Mind over Matter: The Power of the Placebo Effect
Core - Edition Nº27
The placebo effect is one of the most fascinating phenomenons of health and wellness. There is more than enough passion on either side of the argument for and against it—but most people still don’t know what to make of it. What both sides can agree on, however, is placebos work in many cases. And now, newer research demonstrates that the positive effects of it are broader and more encompassing than ever believed.
The placebo effect caught much of the general public’s attention in the mid-1900s, but its history stretches further. In fact, the history of medicine and the placebo effect is closely interlinked; the earliest record I found of it was from an English bishop named John Douglas (1721 - 1807), who anticipated the findings of modern research on the placebo effect. Following this, a doctor called Alexander Sutherland (before 1730 - after 1773) is referenced in studies as the first to use placebos in a medical context. William Cullen (1710 - 1790)—a more popular physician—is also credited as the one who coined the term due to more records of using placebos to comfort dying patients when he didn’t have the technical prowess nor knowledge to help them.
“Placebo” seemingly entered the dictionary for the first time in 1785. Defined as “a commonplace method of medicine”, its meaning changed throughout the 19th century until it was officially quantified during World War II when Harvard medical doctor Henry Beecher found a 40% improvement in soldiers who received a plain saline solution over morphine when he ran out of supply. Beecher went on to publish “The Powerful Placebo” in the Journal of the American Medical Association, which became famous for its remarkable claims, influence, and flaws.

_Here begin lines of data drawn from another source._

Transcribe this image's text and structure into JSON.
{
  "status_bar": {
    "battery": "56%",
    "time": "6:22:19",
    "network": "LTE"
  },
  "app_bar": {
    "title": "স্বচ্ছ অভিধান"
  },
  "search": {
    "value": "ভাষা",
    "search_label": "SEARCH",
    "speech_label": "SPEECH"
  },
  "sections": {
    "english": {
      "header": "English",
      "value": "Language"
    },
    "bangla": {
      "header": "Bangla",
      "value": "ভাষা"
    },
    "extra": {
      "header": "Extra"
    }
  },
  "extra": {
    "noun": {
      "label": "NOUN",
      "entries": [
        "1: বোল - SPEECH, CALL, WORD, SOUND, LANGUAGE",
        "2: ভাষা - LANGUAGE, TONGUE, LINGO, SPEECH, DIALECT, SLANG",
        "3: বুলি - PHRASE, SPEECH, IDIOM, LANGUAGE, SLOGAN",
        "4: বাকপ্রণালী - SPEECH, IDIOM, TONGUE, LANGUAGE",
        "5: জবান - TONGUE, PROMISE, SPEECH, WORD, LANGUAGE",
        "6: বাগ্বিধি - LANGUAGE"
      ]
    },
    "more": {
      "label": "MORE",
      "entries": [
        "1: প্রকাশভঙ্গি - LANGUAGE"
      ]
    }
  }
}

Nevertheless, Beecher’s widespread literature positively impacted the future of study. The paradoxical nature of the idea that placebos, as a natural solution, could produce a restorative effect helps to explain its appeal. Despite being psychologically inert, the impact of placebos is captivating—mainly because of their ability to have objective outcomes and bring to life the exotic notions of the mind’s ability to produce a sense of well-being and heal our body.

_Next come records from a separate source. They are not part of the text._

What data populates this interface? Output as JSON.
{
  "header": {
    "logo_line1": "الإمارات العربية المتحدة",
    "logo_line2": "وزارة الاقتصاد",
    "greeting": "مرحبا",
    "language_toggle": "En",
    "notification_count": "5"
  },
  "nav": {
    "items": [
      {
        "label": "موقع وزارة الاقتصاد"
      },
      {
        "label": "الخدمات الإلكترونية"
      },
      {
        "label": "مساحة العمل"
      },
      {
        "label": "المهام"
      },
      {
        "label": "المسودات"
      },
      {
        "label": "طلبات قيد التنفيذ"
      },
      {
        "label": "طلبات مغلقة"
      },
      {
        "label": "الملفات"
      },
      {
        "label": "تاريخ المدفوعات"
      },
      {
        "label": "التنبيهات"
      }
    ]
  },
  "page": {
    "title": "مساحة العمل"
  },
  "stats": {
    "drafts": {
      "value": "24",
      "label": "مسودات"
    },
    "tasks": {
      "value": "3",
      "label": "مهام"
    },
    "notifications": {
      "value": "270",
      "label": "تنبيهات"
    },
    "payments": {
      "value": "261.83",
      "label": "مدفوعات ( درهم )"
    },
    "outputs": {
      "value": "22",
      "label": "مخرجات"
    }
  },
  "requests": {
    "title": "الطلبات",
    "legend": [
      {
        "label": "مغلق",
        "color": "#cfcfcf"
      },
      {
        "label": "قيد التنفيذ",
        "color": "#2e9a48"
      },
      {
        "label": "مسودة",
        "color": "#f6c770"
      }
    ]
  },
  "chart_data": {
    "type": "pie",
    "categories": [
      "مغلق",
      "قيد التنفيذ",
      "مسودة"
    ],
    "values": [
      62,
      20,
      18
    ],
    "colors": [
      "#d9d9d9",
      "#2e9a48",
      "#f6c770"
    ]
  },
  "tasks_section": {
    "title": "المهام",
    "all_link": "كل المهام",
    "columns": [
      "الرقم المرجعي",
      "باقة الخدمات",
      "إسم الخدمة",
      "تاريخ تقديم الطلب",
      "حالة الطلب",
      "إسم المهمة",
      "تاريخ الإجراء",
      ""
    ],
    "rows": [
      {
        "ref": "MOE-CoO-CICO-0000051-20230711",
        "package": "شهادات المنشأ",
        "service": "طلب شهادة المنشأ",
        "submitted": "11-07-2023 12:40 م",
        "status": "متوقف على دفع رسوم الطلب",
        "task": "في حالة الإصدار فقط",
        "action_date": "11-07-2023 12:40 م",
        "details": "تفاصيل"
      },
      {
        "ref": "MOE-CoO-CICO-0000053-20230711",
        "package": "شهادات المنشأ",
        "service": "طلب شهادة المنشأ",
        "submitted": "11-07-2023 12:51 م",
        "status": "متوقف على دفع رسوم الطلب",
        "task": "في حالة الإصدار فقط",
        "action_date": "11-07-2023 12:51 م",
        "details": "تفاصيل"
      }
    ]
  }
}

Lost in its origins is the old French maxim, 'La médecine c'est guérir parfois, soulager souvent, consoler toujours'—meaning heal sometimes, relieve often, console always. These words call us to the 19th century (and still resonate today) when most ailments didn’t have a cure. And instead, natural interventions, like fresh air, a regimented lifestyle, and improving our state of mind had strong sentiments among medical professionals.
Societies all over the world have leaned on and celebrated placebos for decades. Though they are nonspecific in their effects and benefits, they can create beautiful links between the mind and body. And despite its flaws, Beecher’s placebos and research helped push forward the modern scientific era, with his work being cited almost three thousand times and placebos becoming the mainstay of gold-standard, double-blind clinical trials.

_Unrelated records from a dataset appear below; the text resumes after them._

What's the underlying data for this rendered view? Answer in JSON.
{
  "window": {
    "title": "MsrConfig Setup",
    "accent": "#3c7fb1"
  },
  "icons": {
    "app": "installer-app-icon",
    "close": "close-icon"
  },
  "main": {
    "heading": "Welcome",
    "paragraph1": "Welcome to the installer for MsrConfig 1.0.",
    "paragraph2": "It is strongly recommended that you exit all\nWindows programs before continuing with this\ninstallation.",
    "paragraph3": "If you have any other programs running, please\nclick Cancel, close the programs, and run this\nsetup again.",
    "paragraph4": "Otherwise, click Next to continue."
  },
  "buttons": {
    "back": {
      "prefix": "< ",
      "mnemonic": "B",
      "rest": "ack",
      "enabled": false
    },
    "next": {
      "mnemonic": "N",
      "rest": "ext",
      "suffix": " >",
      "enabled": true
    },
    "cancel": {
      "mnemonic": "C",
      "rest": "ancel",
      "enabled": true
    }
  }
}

Our emotions tend to be affixed to physical manifestations: we sweat when nervous, tremble when scared, or speak faster when excited. Our mind struggles to tell the difference between imagination and reality. And it is well known that there is a link between our attitudes and beliefs and our health. In her book, Bright-sided (2009), Barbera Ehrenreich wrote:
A positive outlook cannot cure cancer, but in the case of more common complaints, we tend to suspect that people who are melancholy, who complain a lot, or who ruminate obsessively about every fleeting symptom may in fact be making themselves sick.
And to support this view further, she explains:
In contrast to the flimsy research linking attitude to cancer survival, there are scores of studies showing that happy or optimistic people are likely to be healthier than those who are sour-tempered and pessimistic. Most of these studies, however, only establish correlations and tell us nothing about causality: Are people healthy because they’re happy or happy because they’re healthy?
All about belief
The placebo effect proves that our state of mind can influence physical well-being. This world is more mysterious than many can accept, and expert knowledge is rarely as complete as we might be made to believe. That said, placebos signify the influence of our brain’s reward system—we produce more dopamine associated with reward and pleasure. Even a trip to the doctor can stimulate this feeling and ease our symptoms. And that shows how powerful they can be.
While it is worrying that the centuries of hype around the placebo effect can make it alluring enough to avoid scrutiny—even from scientists—at a lower level, all the evidence we could conjure would still be beside the point. The truth is: we all simply want to believe. And this might mean that simple belief in the placebo effect is perhaps all we need.